- ASSIGNMENT: The expected output is a copy of every line in the records with the string "Monthly".

== DATA FOR ANALYSIS

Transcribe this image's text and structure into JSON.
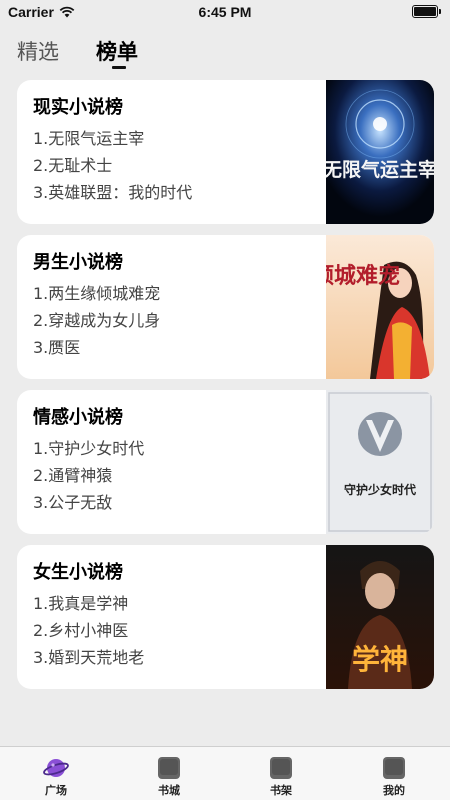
{
  "status_bar": {
    "carrier": "Carrier",
    "time": "6:45 PM"
  },
  "top_tabs": [
    {
      "label": "精选",
      "active": false
    },
    {
      "label": "榜单",
      "active": true
    }
  ],
  "rankings": [
    {
      "title": "现实小说榜",
      "items": [
        "1.无限气运主宰",
        "2.无耻术士",
        "3.英雄联盟：我的时代"
      ],
      "cover_text": "无限气运主宰"
    },
    {
      "title": "男生小说榜",
      "items": [
        "1.两生缘倾城难宠",
        "2.穿越成为女儿身",
        "3.赝医"
      ],
      "cover_text": "倾城难宠"
    },
    {
      "title": "情感小说榜",
      "items": [
        "1.守护少女时代",
        "2.通臂神猿",
        "3.公子无敌"
      ],
      "cover_text": "守护少女时代"
    },
    {
      "title": "女生小说榜",
      "items": [
        "1.我真是学神",
        "2.乡村小神医",
        "3.婚到天荒地老"
      ],
      "cover_text": "学神"
    }
  ],
  "tab_bar": [
    {
      "label": "广场",
      "icon": "planet-icon"
    },
    {
      "label": "书城",
      "icon": "book-placeholder-icon"
    },
    {
      "label": "书架",
      "icon": "book-placeholder-icon"
    },
    {
      "label": "我的",
      "icon": "book-placeholder-icon"
    }
  ]
}
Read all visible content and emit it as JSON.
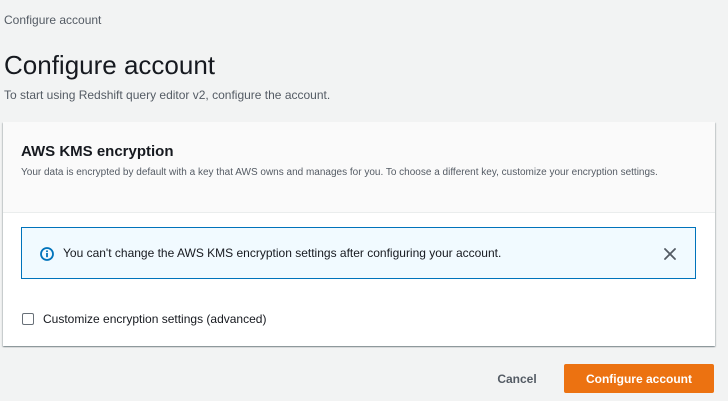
{
  "breadcrumb": {
    "current": "Configure account"
  },
  "page": {
    "title": "Configure account",
    "subtitle": "To start using Redshift query editor v2, configure the account."
  },
  "kms_panel": {
    "title": "AWS KMS encryption",
    "description": "Your data is encrypted by default with a key that AWS owns and manages for you. To choose a different key, customize your encryption settings.",
    "alert": {
      "icon": "info-icon",
      "text": "You can't change the AWS KMS encryption settings after configuring your account.",
      "close_icon": "close-icon"
    },
    "customize_checkbox": {
      "label": "Customize encryption settings (advanced)",
      "checked": false
    }
  },
  "actions": {
    "cancel_label": "Cancel",
    "configure_label": "Configure account"
  },
  "colors": {
    "page_background": "#f2f3f3",
    "primary": "#ec7211",
    "info_border": "#0073bb",
    "info_background": "#f1faff",
    "text_primary": "#16191f",
    "text_secondary": "#545b64"
  }
}
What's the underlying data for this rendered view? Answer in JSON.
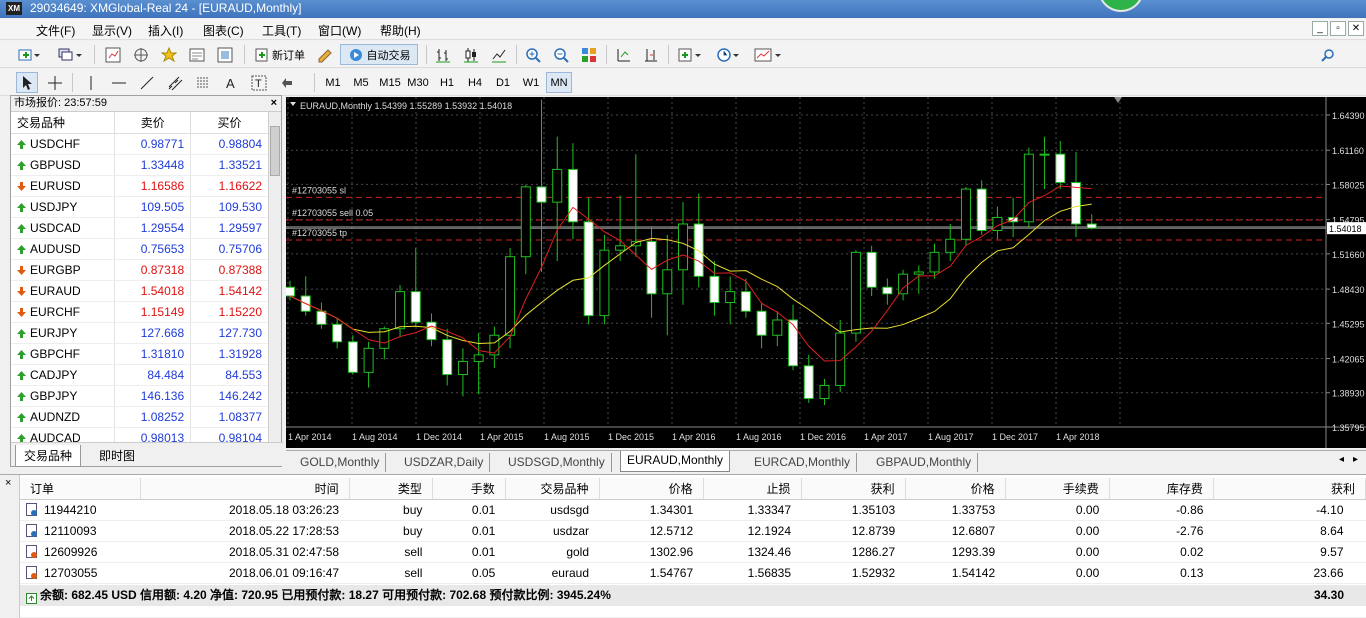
{
  "window": {
    "title": "29034649: XMGlobal-Real 24 - [EURAUD,Monthly]",
    "logo": "XM"
  },
  "menu": [
    "文件(F)",
    "显示(V)",
    "插入(I)",
    "图表(C)",
    "工具(T)",
    "窗口(W)",
    "帮助(H)"
  ],
  "toolbar": {
    "new_order": "新订单",
    "auto_trading": "自动交易"
  },
  "timeframes": [
    "M1",
    "M5",
    "M15",
    "M30",
    "H1",
    "H4",
    "D1",
    "W1",
    "MN"
  ],
  "market_watch": {
    "title": "市场报价: 23:57:59",
    "columns": [
      "交易品种",
      "卖价",
      "买价"
    ],
    "rows": [
      {
        "symbol": "USDCHF",
        "bid": "0.98771",
        "ask": "0.98804",
        "dir": "up"
      },
      {
        "symbol": "GBPUSD",
        "bid": "1.33448",
        "ask": "1.33521",
        "dir": "up"
      },
      {
        "symbol": "EURUSD",
        "bid": "1.16586",
        "ask": "1.16622",
        "dir": "down"
      },
      {
        "symbol": "USDJPY",
        "bid": "109.505",
        "ask": "109.530",
        "dir": "up"
      },
      {
        "symbol": "USDCAD",
        "bid": "1.29554",
        "ask": "1.29597",
        "dir": "up"
      },
      {
        "symbol": "AUDUSD",
        "bid": "0.75653",
        "ask": "0.75706",
        "dir": "up"
      },
      {
        "symbol": "EURGBP",
        "bid": "0.87318",
        "ask": "0.87388",
        "dir": "down"
      },
      {
        "symbol": "EURAUD",
        "bid": "1.54018",
        "ask": "1.54142",
        "dir": "down"
      },
      {
        "symbol": "EURCHF",
        "bid": "1.15149",
        "ask": "1.15220",
        "dir": "down"
      },
      {
        "symbol": "EURJPY",
        "bid": "127.668",
        "ask": "127.730",
        "dir": "up"
      },
      {
        "symbol": "GBPCHF",
        "bid": "1.31810",
        "ask": "1.31928",
        "dir": "up"
      },
      {
        "symbol": "CADJPY",
        "bid": "84.484",
        "ask": "84.553",
        "dir": "up"
      },
      {
        "symbol": "GBPJPY",
        "bid": "146.136",
        "ask": "146.242",
        "dir": "up"
      },
      {
        "symbol": "AUDNZD",
        "bid": "1.08252",
        "ask": "1.08377",
        "dir": "up"
      },
      {
        "symbol": "AUDCAD",
        "bid": "0.98013",
        "ask": "0.98104",
        "dir": "up"
      }
    ],
    "tabs": [
      "交易品种",
      "即时图"
    ]
  },
  "chart": {
    "header": "EURAUD,Monthly  1.54399 1.55289 1.53932 1.54018",
    "current_price": "1.54018",
    "order_labels": [
      "#12703055 sl",
      "#12703055 sell 0.05",
      "#12703055 tp"
    ]
  },
  "chart_data": {
    "type": "candlestick",
    "ylim": [
      1.3579,
      1.6439
    ],
    "yticks": [
      "1.64390",
      "1.61160",
      "1.58025",
      "1.54795",
      "1.51660",
      "1.48430",
      "1.45295",
      "1.42065",
      "1.38930",
      "1.35795"
    ],
    "xticks": [
      "1 Apr 2014",
      "1 Aug 2014",
      "1 Dec 2014",
      "1 Apr 2015",
      "1 Aug 2015",
      "1 Dec 2015",
      "1 Apr 2016",
      "1 Aug 2016",
      "1 Dec 2016",
      "1 Apr 2017",
      "1 Aug 2017",
      "1 Dec 2017",
      "1 Apr 2018"
    ],
    "levels": {
      "sl": 1.56835,
      "entry": 1.54767,
      "tp": 1.52932,
      "bid": 1.54018,
      "ask": 1.54142
    },
    "candles": [
      [
        1.486,
        1.492,
        1.474,
        1.478
      ],
      [
        1.478,
        1.496,
        1.46,
        1.464
      ],
      [
        1.464,
        1.472,
        1.448,
        1.452
      ],
      [
        1.452,
        1.458,
        1.43,
        1.436
      ],
      [
        1.436,
        1.442,
        1.406,
        1.408
      ],
      [
        1.408,
        1.436,
        1.394,
        1.43
      ],
      [
        1.43,
        1.45,
        1.42,
        1.448
      ],
      [
        1.448,
        1.488,
        1.44,
        1.482
      ],
      [
        1.482,
        1.522,
        1.45,
        1.454
      ],
      [
        1.454,
        1.462,
        1.432,
        1.438
      ],
      [
        1.438,
        1.448,
        1.396,
        1.406
      ],
      [
        1.406,
        1.43,
        1.386,
        1.418
      ],
      [
        1.418,
        1.444,
        1.388,
        1.424
      ],
      [
        1.424,
        1.45,
        1.412,
        1.442
      ],
      [
        1.442,
        1.522,
        1.43,
        1.514
      ],
      [
        1.514,
        1.58,
        1.498,
        1.578
      ],
      [
        1.578,
        1.658,
        1.5,
        1.564
      ],
      [
        1.564,
        1.624,
        1.51,
        1.594
      ],
      [
        1.594,
        1.618,
        1.53,
        1.546
      ],
      [
        1.546,
        1.568,
        1.452,
        1.46
      ],
      [
        1.46,
        1.534,
        1.452,
        1.52
      ],
      [
        1.52,
        1.57,
        1.51,
        1.524
      ],
      [
        1.524,
        1.608,
        1.514,
        1.528
      ],
      [
        1.528,
        1.542,
        1.458,
        1.48
      ],
      [
        1.48,
        1.534,
        1.442,
        1.502
      ],
      [
        1.502,
        1.564,
        1.47,
        1.544
      ],
      [
        1.544,
        1.572,
        1.486,
        1.496
      ],
      [
        1.496,
        1.51,
        1.46,
        1.472
      ],
      [
        1.472,
        1.496,
        1.452,
        1.482
      ],
      [
        1.482,
        1.494,
        1.458,
        1.464
      ],
      [
        1.464,
        1.472,
        1.43,
        1.442
      ],
      [
        1.442,
        1.464,
        1.432,
        1.456
      ],
      [
        1.456,
        1.47,
        1.41,
        1.414
      ],
      [
        1.414,
        1.424,
        1.38,
        1.384
      ],
      [
        1.384,
        1.402,
        1.378,
        1.396
      ],
      [
        1.396,
        1.456,
        1.39,
        1.444
      ],
      [
        1.444,
        1.52,
        1.436,
        1.518
      ],
      [
        1.518,
        1.524,
        1.478,
        1.486
      ],
      [
        1.486,
        1.494,
        1.47,
        1.48
      ],
      [
        1.48,
        1.502,
        1.474,
        1.498
      ],
      [
        1.498,
        1.506,
        1.48,
        1.5
      ],
      [
        1.5,
        1.526,
        1.494,
        1.518
      ],
      [
        1.518,
        1.544,
        1.51,
        1.53
      ],
      [
        1.53,
        1.578,
        1.524,
        1.576
      ],
      [
        1.576,
        1.584,
        1.534,
        1.538
      ],
      [
        1.538,
        1.56,
        1.53,
        1.55
      ],
      [
        1.55,
        1.568,
        1.532,
        1.546
      ],
      [
        1.546,
        1.614,
        1.54,
        1.608
      ],
      [
        1.608,
        1.624,
        1.576,
        1.608
      ],
      [
        1.608,
        1.62,
        1.576,
        1.582
      ],
      [
        1.582,
        1.61,
        1.532,
        1.544
      ],
      [
        1.544,
        1.553,
        1.539,
        1.5402
      ]
    ]
  },
  "chart_tabs": [
    "GOLD,Monthly",
    "USDZAR,Daily",
    "USDSGD,Monthly",
    "EURAUD,Monthly",
    "EURCAD,Monthly",
    "GBPAUD,Monthly"
  ],
  "orders": {
    "columns": [
      "订单",
      "时间",
      "类型",
      "手数",
      "交易品种",
      "价格",
      "止损",
      "获利",
      "价格",
      "手续费",
      "库存费",
      "获利"
    ],
    "rows": [
      [
        "11944210",
        "2018.05.18 03:26:23",
        "buy",
        "0.01",
        "usdsgd",
        "1.34301",
        "1.33347",
        "1.35103",
        "1.33753",
        "0.00",
        "-0.86",
        "-4.10"
      ],
      [
        "12110093",
        "2018.05.22 17:28:53",
        "buy",
        "0.01",
        "usdzar",
        "12.5712",
        "12.1924",
        "12.8739",
        "12.6807",
        "0.00",
        "-2.76",
        "8.64"
      ],
      [
        "12609926",
        "2018.05.31 02:47:58",
        "sell",
        "0.01",
        "gold",
        "1302.96",
        "1324.46",
        "1286.27",
        "1293.39",
        "0.00",
        "0.02",
        "9.57"
      ],
      [
        "12703055",
        "2018.06.01 09:16:47",
        "sell",
        "0.05",
        "euraud",
        "1.54767",
        "1.56835",
        "1.52932",
        "1.54142",
        "0.00",
        "0.13",
        "23.66"
      ]
    ],
    "balance_line": "余额: 682.45 USD  信用额: 4.20  净值: 720.95  已用预付款: 18.27  可用预付款: 702.68  预付款比例: 3945.24%",
    "total": "34.30"
  }
}
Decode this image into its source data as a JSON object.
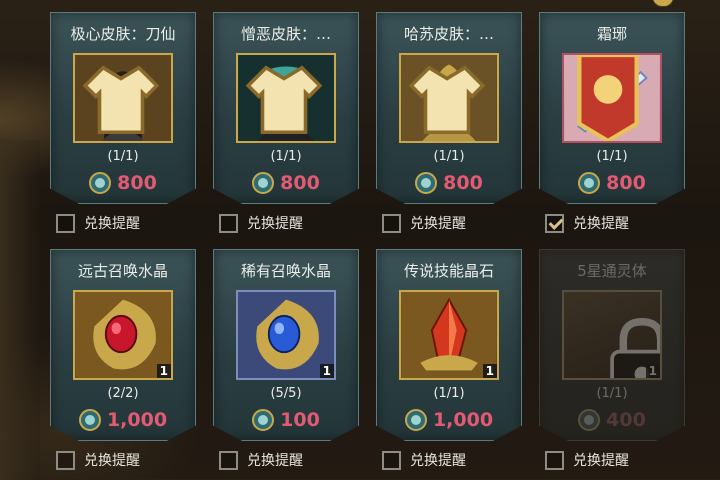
{
  "items": [
    {
      "title": "极心皮肤：刀仙",
      "count": "(1/1)",
      "price": "800",
      "reminder_label": "兑换提醒",
      "reminder_checked": false,
      "qty": "",
      "art": "hero-swordsman",
      "badge": "skin"
    },
    {
      "title": "憎恶皮肤：…",
      "count": "(1/1)",
      "price": "800",
      "reminder_label": "兑换提醒",
      "reminder_checked": false,
      "qty": "",
      "art": "abomination",
      "badge": "skin"
    },
    {
      "title": "哈苏皮肤：…",
      "count": "(1/1)",
      "price": "800",
      "reminder_label": "兑换提醒",
      "reminder_checked": false,
      "qty": "",
      "art": "golden-warrior",
      "badge": "skin"
    },
    {
      "title": "霜琊",
      "count": "(1/1)",
      "price": "800",
      "reminder_label": "兑换提醒",
      "reminder_checked": true,
      "qty": "",
      "art": "frost-weapon",
      "badge": "skull"
    },
    {
      "title": "远古召唤水晶",
      "count": "(2/2)",
      "price": "1,000",
      "reminder_label": "兑换提醒",
      "reminder_checked": false,
      "qty": "1",
      "art": "red-crystal",
      "badge": ""
    },
    {
      "title": "稀有召唤水晶",
      "count": "(5/5)",
      "price": "100",
      "reminder_label": "兑换提醒",
      "reminder_checked": false,
      "qty": "1",
      "art": "blue-crystal",
      "badge": ""
    },
    {
      "title": "传说技能晶石",
      "count": "(1/1)",
      "price": "1,000",
      "reminder_label": "兑换提醒",
      "reminder_checked": false,
      "qty": "1",
      "art": "skill-stone",
      "badge": ""
    },
    {
      "title": "5星通灵体",
      "count": "(1/1)",
      "price": "400",
      "reminder_label": "兑换提醒",
      "reminder_checked": false,
      "qty": "1",
      "art": "locked",
      "badge": "",
      "disabled": true
    }
  ],
  "colors": {
    "price": "#e35a73",
    "card_bg": "#2b3f43",
    "gold_frame": "#c9a84c"
  }
}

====

- ANSWER TO THIS PROBLEM:
    "title": "29034649: XMGlobal-Real 24 - [EURAUD,Monthly]",
    "header": "EURAUD,Monthly  1.54399 1.55289 1.53932 1.54018",
    "GOLD,Monthly",
    "USDSGD,Monthly",
    "EURAUD,Monthly",
    "EURCAD,Monthly",
    "GBPAUD,Monthly"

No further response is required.